RAKTH CHARITRA – Review
Posted by barkha on October 23, 2010 | 2 Comment
FILM – RAKTH CHARITRA
PRODUCER – Cinergy Films, Sheetal Vinod Talwar and Madhu Mantena
DIRECTOR – Ram Gopal Verma
WRITER – Prashant Pandey
CAST – Vivek Oberoi, Shatrugan Sinha, Abhimanyu Singh, Sushant Singh, Radhika Apte, Rajendra Gupta, Zarina Wahab, Ashish Vidyarthi, Priyamani
MUSIC – Sukhwinder Singh, Bappi, Tutul
Gore learns a new language. Of desperation. Pushing boundaries takes a new turn. Of forcing them apart. Ordinarily this would transmute into a spell-binding creative high but Rakth Charitra does no such stimulating favour to its audience or its maker. Both of whom were hoping it to be a miracle of sorts. A path-breaker, original in voice and honest in intent. A jinx-breaker so to speak. A totem of resurrection.
But if only re-birth came that easy.

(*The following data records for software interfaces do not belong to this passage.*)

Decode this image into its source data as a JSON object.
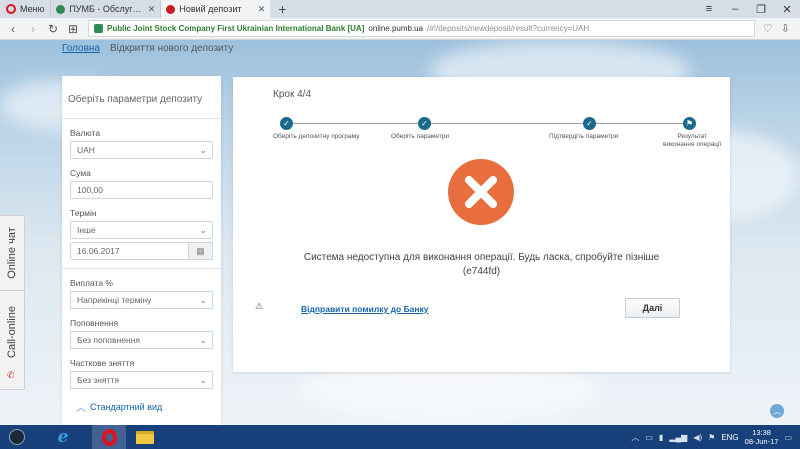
{
  "browser": {
    "menu_label": "Меню",
    "tabs": [
      {
        "title": "ПУМБ - Обслуговування",
        "favicon": "green",
        "active": false
      },
      {
        "title": "Новий депозит",
        "favicon": "red",
        "active": true
      }
    ],
    "new_tab": "+",
    "address": {
      "certificate": "Public Joint Stock Company First Ukrainian International Bank [UA]",
      "domain": "online.pumb.ua",
      "path": "/#!/deposits/newdeposit/result?currency=UAH"
    }
  },
  "breadcrumb": {
    "home": "Головна",
    "current": "Відкриття нового депозиту"
  },
  "params": {
    "title": "Оберіть параметри депозиту",
    "currency_label": "Валюта",
    "currency_value": "UAH",
    "amount_label": "Сума",
    "amount_value": "100,00",
    "term_label": "Термін",
    "term_value": "Інше",
    "date_value": "16.06.2017",
    "payout_label": "Виплата %",
    "payout_value": "Наприкінці терміну",
    "topup_label": "Поповнення",
    "topup_value": "Без поповнення",
    "withdraw_label": "Часткове зняття",
    "withdraw_value": "Без зняття",
    "standard_view": "Стандартний вид"
  },
  "side_tabs": {
    "chat": "Online чат",
    "call": "Call-online"
  },
  "wizard": {
    "step_label": "Крок 4/4",
    "steps": [
      "Оберіть депозитну програму",
      "Оберіть параметри",
      "Підтвердіть параметри",
      "Результат\nвиконання операції"
    ],
    "error_message": "Система недоступна для виконання операції. Будь ласка, спробуйте пізніше",
    "error_code": "(e744fd)",
    "report_link": "Відправити помилку до Банку",
    "next_button": "Далі"
  },
  "taskbar": {
    "language": "ENG",
    "time": "13:38",
    "date": "08-Jun-17"
  },
  "colors": {
    "accent": "#1b6a8d",
    "error": "#e86d3f",
    "link": "#1565a8"
  }
}
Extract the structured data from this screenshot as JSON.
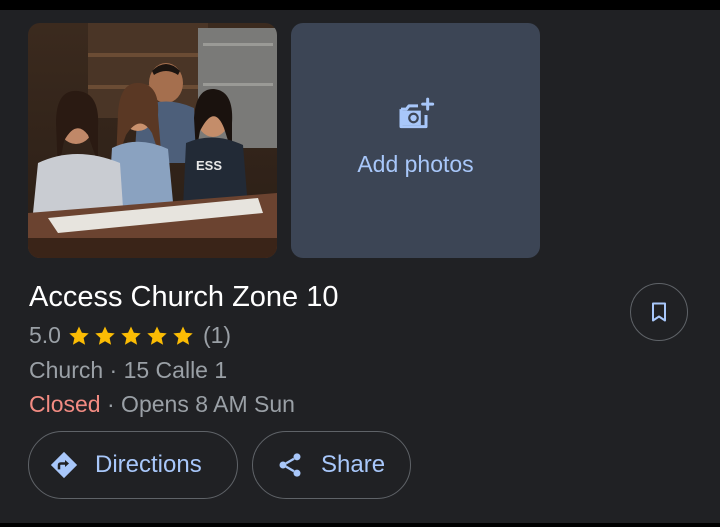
{
  "place": {
    "name": "Access Church Zone 10",
    "rating": "5.0",
    "stars": 5,
    "review_count": "(1)",
    "category_address": "Church · 15 Calle 1",
    "status": "Closed",
    "hours_note": "· Opens 8 AM Sun"
  },
  "photos": {
    "add_label": "Add photos",
    "shirt_text": "ESS"
  },
  "actions": {
    "directions_label": "Directions",
    "share_label": "Share"
  },
  "colors": {
    "background": "#202124",
    "accent": "#a8c7fa",
    "star": "#fbbc04",
    "closed": "#f28b82",
    "muted_text": "#9aa0a6",
    "add_photos_bg": "#3c4555"
  },
  "icons": {
    "add_photo": "add-photo-camera-icon",
    "bookmark": "bookmark-icon",
    "directions": "directions-icon",
    "share": "share-icon",
    "star": "star-icon"
  }
}
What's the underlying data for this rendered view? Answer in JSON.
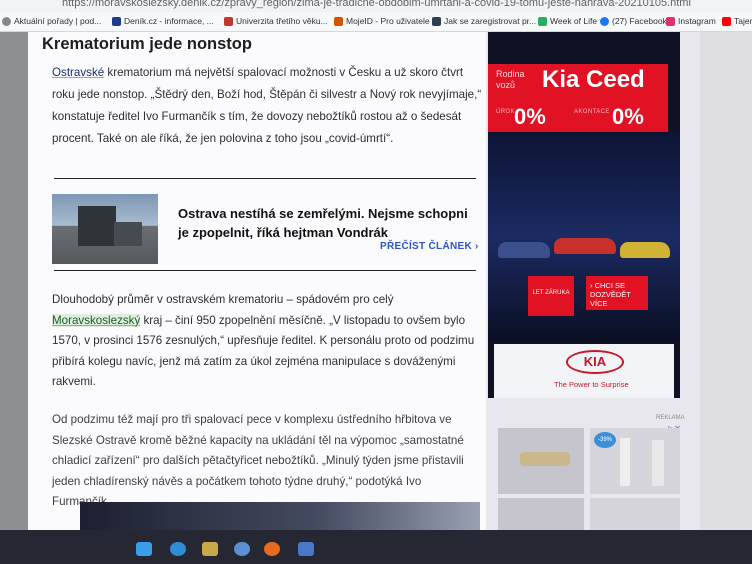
{
  "browser": {
    "url": "https://moravskoslezsky.denik.cz/zpravy_region/zima-je-tradicne-obdobim-umrtani-a-covid-19-tomu-jeste-nahrava-20210105.html",
    "bookmarks": [
      {
        "label": "Aktuální pořady | pod...",
        "icon": "globe-icon",
        "color": "#888888"
      },
      {
        "label": "Deník.cz - informace, ...",
        "icon": "denik-icon",
        "color": "#1f3b8c"
      },
      {
        "label": "Univerzita třetího věku...",
        "icon": "university-icon",
        "color": "#c0392b"
      },
      {
        "label": "MojeID - Pro uživatele",
        "icon": "mojeid-icon",
        "color": "#d35400"
      },
      {
        "label": "Jak se zaregistrovat pr...",
        "icon": "page-icon",
        "color": "#2c3e50"
      },
      {
        "label": "Week of Life",
        "icon": "weekoflife-icon",
        "color": "#27ae60"
      },
      {
        "label": "(27) Facebook",
        "icon": "facebook-icon",
        "color": "#1877f2"
      },
      {
        "label": "Instagram",
        "icon": "instagram-icon",
        "color": "#e1306c"
      },
      {
        "label": "Tajem",
        "icon": "youtube-icon",
        "color": "#ff0000"
      }
    ]
  },
  "article": {
    "heading": "Krematorium jede nonstop",
    "para1": {
      "link": "Ostravské",
      "text": " krematorium má největší spalovací možnosti v Česku a už skoro čtvrt roku jede nonstop. „Štědrý den, Boží hod, Štěpán či silvestr a Nový rok nevyjímaje,“ konstatuje ředitel Ivo Furmančík s tím, že dovozy nebožtíků rostou až o šedesát procent. Také on ale říká, že jen polovina z toho jsou „covid-úmrtí“."
    },
    "related": {
      "title": "Ostrava nestíhá se zemřelými. Nejsme schopni je zpopelnit, říká hejtman Vondrák",
      "read_more": "PŘEČÍST ČLÁNEK ›"
    },
    "para2": {
      "before": "Dlouhodobý průměr v ostravském krematoriu – spádovém pro celý ",
      "link": "Moravskoslezský",
      "after": " kraj – činí 950 zpopelnění měsíčně. „V listopadu to ovšem bylo 1570, v prosinci 1576 zesnulých,“ upřesňuje ředitel. K personálu proto od podzimu přibírá kolegu navíc, jenž má zatím za úkol zejména manipulace s dováženými rakvemi."
    },
    "para3": "Od podzimu též mají pro tři spalovací pece v komplexu ústředního hřbitova ve Slezské Ostravě kromě běžné kapacity na ukládání těl na výpomoc „samostatné chladicí zařízení“ pro dalších pětačtyřicet nebožtíků. „Minulý týden jsme přistavili jeden chladírenský návěs a počátkem tohoto týdne druhý,“ podotýká Ivo Furmančík."
  },
  "ad": {
    "small": "Rodina\nvozů",
    "brand": "Kia Ceed",
    "rate1_label": "ÚROK",
    "rate1": "0%",
    "rate2_label": "AKONTACE",
    "rate2": "0%",
    "badge": "LET ZÁRUKA",
    "cta": "› CHCI SE DOZVĚDĚT VÍCE",
    "logo": "KIA",
    "slogan": "The Power to Surprise",
    "accent": "#e01224"
  },
  "ad2": {
    "label": "REKLAMA",
    "discount": "-39%"
  }
}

Ram Gopal Verma’s ambitious two-part Rakth Charitra is bold and brassy, brutal and brackish (the first part i.e., the second not out for public consumption yet.) It is the true story of Paritala Ravi, a political leader and former cabinet minister in Andhra Pradesh whose roots were seeped in Communism/Naxalism. In its dramatic form this so-called biopic not only deviates factually but also intellectually, mis-emphasizing situations, emotions and reasons behind the story of Paritala Ravi. Singularly intent on courting violence like a famished lover, it speaks the language of hard, animal force, even using extremities of sound and its harshness to arouse the intensity of violence, disregarding every human element of the mind, heart or spirit. Elements very crucial to the rise and fall and making of Paritala Ravi. Elements that are crucial to any human story.
But Rakth Charitra is not a human story. As an experience the film is visceral. Gut-kicking visceral. But that is a sensory experience alone. Removed from the holistic cinematic one. With a myopic intent of re-shaping boundaries of extremities, Ram Gopal Verma becomes a step-father to the narrative, taming a brute to a yak by stringing in the ‘voice-over’ to explain events spanning time, to speak strategy that should be shown. Where the expression of a ‘city soul-shaken by brazen murders’ is a trembly jimmy-jib shot of the city’s skyline from a terrace. Laziness or sparseness is not the point, the point is this approach of heightening visceral gore at the behest of all else is reductive. And sadly so.
But in this misguided quest, Rakth Charitra throws up some vignettes of striking moments and performances. No one’s lives, dilemmas or conflicts are real. But even in this manifold intensified environment stand out most characters. Like Sushant Singh as the blood-thirsty avenging son, Abhimanyu Singh’s demonic, fiendish antagonist and Shatrugan Sinha’s portrayal of NTR. Vivek Oberoi’s (as Paritala Ravi aka Pratap) presence and impact is rather accentuated by careful framing and visualisation than inherent merit even as Ashish Vidyarthi puts in a zestful performance. Zarina Wahab as the desperate mother and Radhika Aapte’s Sunita tie in with the female stereotypes even as the latter is reminiscent of Mani Ratnam’s ‘simplistic’ female counterparts.
Rakth Charitra makes an impact. But the story is not complete yet. The first part of ‘summarized’ history creates ripples, raises gooseflesh and tingles with a promise even as it disappoints with a standard staleness of narrative an approach. It is true to its setting and sensibility but not in an earthy way, much rather in a painted reflection. Let us wait for the second part to unveil and fill in the blanks. The second part is a promise of Suriya, Vivek Oberoi and Shatrugan Sinha in a tighter, more vengeful drama of blood and politics. Greater heights and depths, resurrection of itself from itself and whose, may all of these questions be answered in the next part.